  1. 1. Globalization, Politics, Government and Culture<br />Thursday September 2nd<br />
  2. 2. What is Globalization?<br />The integration of markets, politics, <br />values and <br />environmental <br />concerns <br />across borders<br />
  3. 3. Or As Critics Would Say….<br />MacDonaldization<br />Capitalism’s Global <br />Conquest<br />
  4. 4. Or as supporters would say<br /><ul><li> A world of free trade and unlimited prosperity
  5. 5. A world linked by Internet
  6. 6. A world of universal culture</li></li></ul><li>Our everyday lives are inundated with the result of globalization<br />Isolationism is no longer a viable option. <br />No country has all the raw materials it consumes<br />
  7. 7. Interwoven World<br />Food<br />Mineral & Natural Resources<br />Science & Tech<br />Economically<br />
  8. 8.
  9. 9. As nature shaped the physical earth, globalization shaped human civilization…<br />In fact, globalization began before the ‘globe’ even existed<br />The earliest surviving terrestrial globe was made in 1492 by a Dutch geographer Martin Behain…but Humans have been exploring for much longer<br />
  10. 10. In fact, Globalization is as old as human history<br />First group of humans left Africa 100,000 years ago arriving in the Mediterranean<br />50,000 years ago a second group arrived in Asia<br />
  11. 11. Forces behind this globalization were<br />Better life<br />Faith<br />Adventure<br />
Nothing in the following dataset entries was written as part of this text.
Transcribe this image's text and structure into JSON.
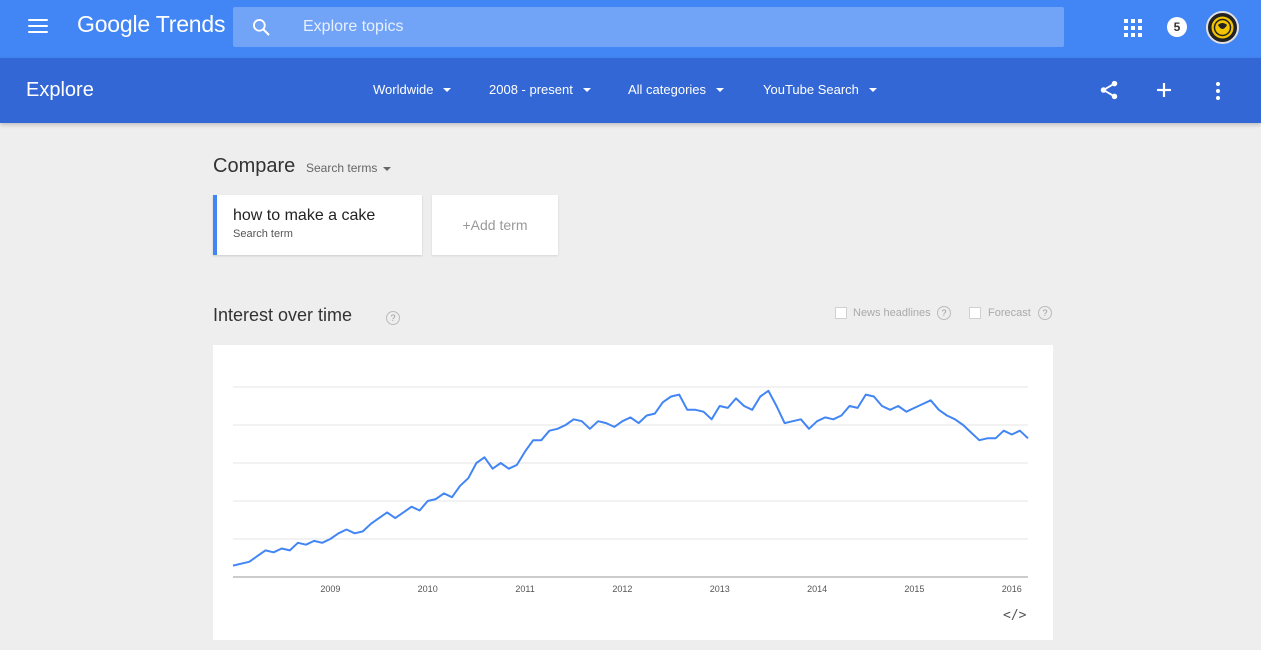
{
  "header": {
    "logo": "Google Trends",
    "search_placeholder": "Explore topics",
    "notification_count": "5"
  },
  "explore_bar": {
    "title": "Explore",
    "filters": [
      "Worldwide",
      "2008 - present",
      "All categories",
      "YouTube Search"
    ]
  },
  "compare": {
    "title": "Compare",
    "dropdown_label": "Search terms",
    "terms": [
      {
        "name": "how to make a cake",
        "type": "Search term",
        "color": "#4285f4"
      }
    ],
    "add_term_label": "+Add term"
  },
  "interest_over_time": {
    "title": "Interest over time",
    "help": "?",
    "toggles": [
      {
        "label": "News headlines",
        "help": "?"
      },
      {
        "label": "Forecast",
        "help": "?"
      }
    ],
    "embed_label": "</>"
  },
  "chart_data": {
    "type": "line",
    "x_labels": [
      "2009",
      "2010",
      "2011",
      "2012",
      "2013",
      "2014",
      "2015",
      "2016"
    ],
    "ylim": [
      0,
      100
    ],
    "grid": true,
    "series": [
      {
        "color": "#4285f4",
        "start": "2008-01",
        "interval": "monthly",
        "values": [
          6,
          7,
          8,
          11,
          14,
          13,
          15,
          14,
          18,
          17,
          19,
          18,
          20,
          23,
          25,
          23,
          24,
          28,
          31,
          34,
          31,
          34,
          37,
          35,
          40,
          41,
          44,
          42,
          48,
          52,
          60,
          63,
          57,
          60,
          57,
          59,
          66,
          72,
          72,
          77,
          78,
          80,
          83,
          82,
          78,
          82,
          81,
          79,
          82,
          84,
          81,
          85,
          86,
          92,
          95,
          96,
          88,
          88,
          87,
          83,
          90,
          89,
          94,
          90,
          88,
          95,
          98,
          90,
          81,
          82,
          83,
          78,
          82,
          84,
          83,
          85,
          90,
          89,
          96,
          95,
          90,
          88,
          90,
          87,
          89,
          91,
          93,
          88,
          85,
          83,
          80,
          76,
          72,
          73,
          73,
          77,
          75,
          77,
          73
        ]
      }
    ]
  }
}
  12. 12. So how is globalization different today?<br />The forces that are driving globalization today are not fundamentally different from the past. It is people seeking to enrich their lives, companies and businesses trying to expand their profit and believers trying to win converts. <br />But this is happening with:<br />High Speed<br />Bigger Volume<br />Global actors<br />Global rules<br />Awareness<br />
  13. 13. Collapsing distance<br />Steam engine<br />Steam ship<br />Airplane<br />
  14. 14. Collapsing Time<br />Telegraph<br />Telephone<br />Radio<br />Television<br />
  15. 15. First wave of conscious Globalization 1870-1914:<br />Colonial globalizers played a leading role in commercializing agriculture in new land and setting up industries and businesses.<br />Sixty million migrated from Europe to North America and Australia to work on newly available land. Many millions from India and China moved to Southeast Asia and other colonial domains<br />
  16. 16. Globalization in Retreat<br />Against the backdrop of bitter national strife, world wars and revolutions, immigration doors shut and a rising protectionism chocked off trade.<br /> Between 1929 and 1933 U.S. imports fell by 30 percent and exports fell by almost 40 percent. Immigration to the United States declined from 15 million during 1870–1914 to 6 million between 1914 and 1950.<br />
  17. 17. Second wave of Globalization 1945-1980<br />Led by Western multinationals<br />Global ratios of exports to output returned to 1918 levels by 1970 and have since risen from 12 to 17 per cent. <br />Developed countries grew wealthy but their persistent trade barriers to developing countries and the latter’s poor investment climates and anti-trade policies combined to keep them poor.<br />
  18. 18. Third wave of Globalization 1980-2000<br />A combination of higher capital flow from the developed countries and reform in the developing countries of Asia made the region the centre of growth. Between 1965 and 1995 the real incomes per head of the Asian newly industrialized economies rose seven times, while their share in world trade increased more than fourfold. <br />Opening of China in the early eighties and India in the nineties strengthened trade and investment flows.<br />
  19. 19. Cultural Interdependence?<br />Or Cultural Colonialism? <br />
  20. 20. Migration of dreams: The impact on the poor of television programs emanating from wealthier societies<br />Relative Deprivation: The gap between what a person gets and what that person thinks he/she should get<br />
  21. 21. Globalization Pros and Cons<br />Pros<br />Access to products of different countries<br />Influx of Information<br />Cheaper Products<br />Increased wealth and opportunities in countries<br />Cons<br />Homogenization of Culture<br />Environmental Degradation<br />Sweat Shops and Child Labor<br />Loss of Domestic Jobs<br />